Convincing overweight clients to add resistance training can sometimes be difficult. Adding to this difficultly is the fact that most resistance-exercise machines are designed for nonoverweight individuals, meaning that overweight clients may not fit into the machine, or may have trouble aligning their joints with the pivot point of the machine. Further, free-weight exercises that require the use of benches or stools may not be comfortable or safe, again because the equipment may be too small for larger individuals.
One solution is to perform resistance training in the water. Performing resistance exercises in the water means that there are no machines to squeeze into and no heavy weights involved. Instead of using gravity and weight to create resistance, the client uses buoyancy, water resistance, and drag to increase his or her workload. Resistance in the form of increased drag can be varied through the use of webbed gloves, tubing, and plastic or foam buoys. Even without water-based equipment, just the density of water adds more resistance to moving your limbs than moving through air.
One way that moving in the water increases intensity is through inertia.
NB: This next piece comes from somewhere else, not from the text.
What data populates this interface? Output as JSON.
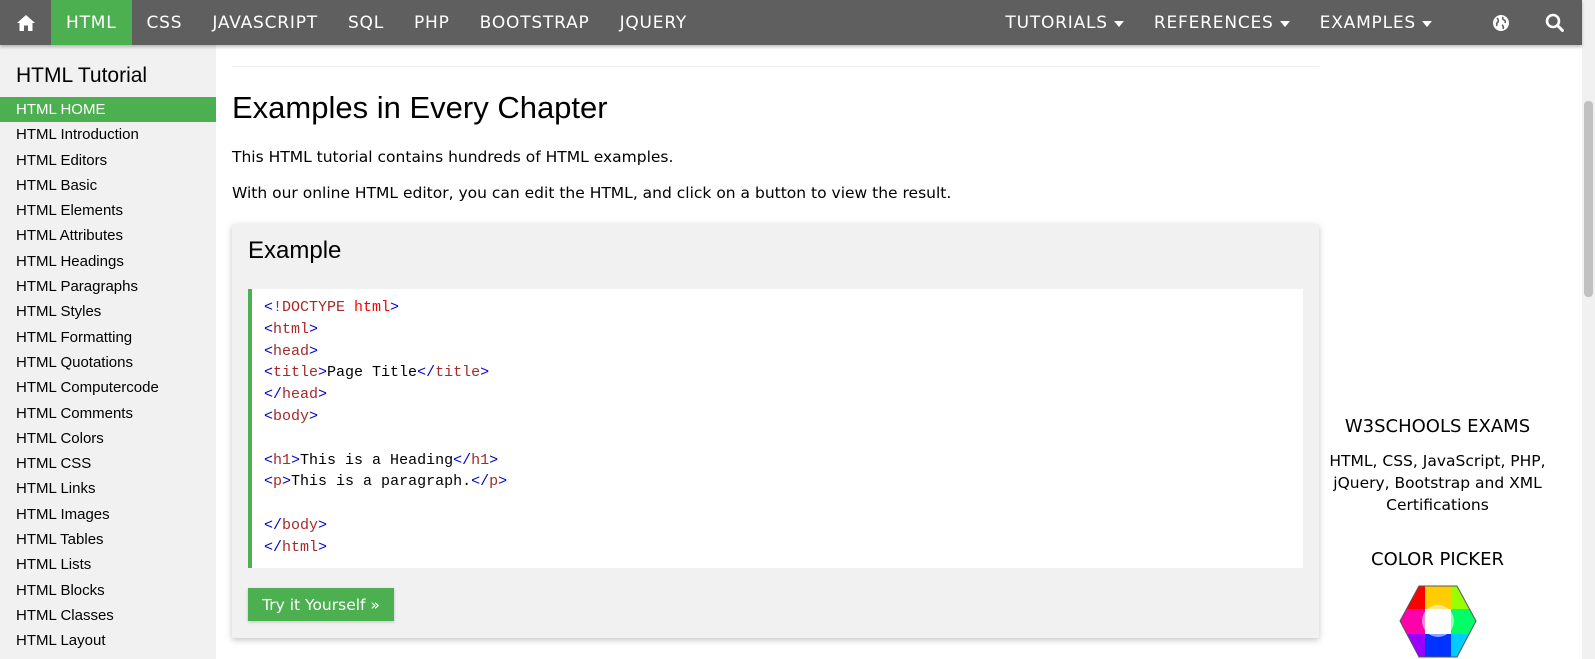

When you move forward in the water, the water also moves forward. When you reverse the body's direction, the water keeps moving, making you work against the current you have created until you have again caused the water to move in the same direction as you are moving. Related to inertia, acceleration also increases intensity. You can increase the resistance by increasing the movement speed and the time it takes to reach that speed. In order to reach higher intensities in a workout, the client should apply more effort in doing a movement under the water.
Buoyancy decreases the effects of gravity and reduces weight bearing or compression on joints. It is dependent upon the depth of immersion—being more immersed displaces more water and increases buoyancy. At neck level, body weight is reduced 90%; at chest level, it is reduced 65–75%; and at waist level, 50%. Buoyancy affects movement in the water in other ways—assisting upward movements and resisting downward movements. Pushing buoyant equipment, such as foam tubing, down into the water adds to the intensity of the workout.
Drag is another force impacting on water exercise. Drag is that force that opposes movement in the water, and is affected by surface area, velocity, and the shape of objects moving in the water. The position of the arm (extended or flexed), the position of the hand (cupped hand vs. flat hand), the speed of movement, and the use of equipment can increase or decrease drag. Using water buoys, for example, helps to increase drag by increasing the surface area and shape of the hand moving through water.
Exercising in the water utilizes the large muscle groups in a supported, nonimpact environment. Most important, working in the water requires clients to focus on developing core strength to help correct the imbalances that have resulted from orthopedic and weight-related issues. Water exercise requires individuals to use their core muscles for stability. Higher body fat results in higher buoyancy, and that buoyancy challenges a person's stability in the water. In order to remain vertical and in good posture, clients must constantly activate their back and abdominal muscles. The pressure applied by the water on the core muscles also activates these muscles constantly.
Moving in the water can reduce the awkwardness that obese clients face when exercising in the gym. Because of the buoyancy and support of the water, clients can work without concern for balance or for falling down
. The water allows clients to exercise safely, concentrate on their form, and focus on the feel of the activity. Being in the water allows every individual to work at his or her own level of exertion without the limitations of size or weight.
The benefits of water exercise are many—it reduces the effects of edema, combats blood pooling, and enhances the flow of blood to muscles and the flow of lactates from muscles. Other benefits are lower heart rate compared to land-based exercise (approximately 7–12 beats·min−1 slower); slower, deeper breathing; and increased muscle relaxation. For these reasons, water is a supportive and safe environment for the obese client.
Brian Housle is an Exercise Physiologist and Head Personal Trainer with the Duke University Hospital System in their Diet and Fitness Center
Original article found on www.nsca-lift.org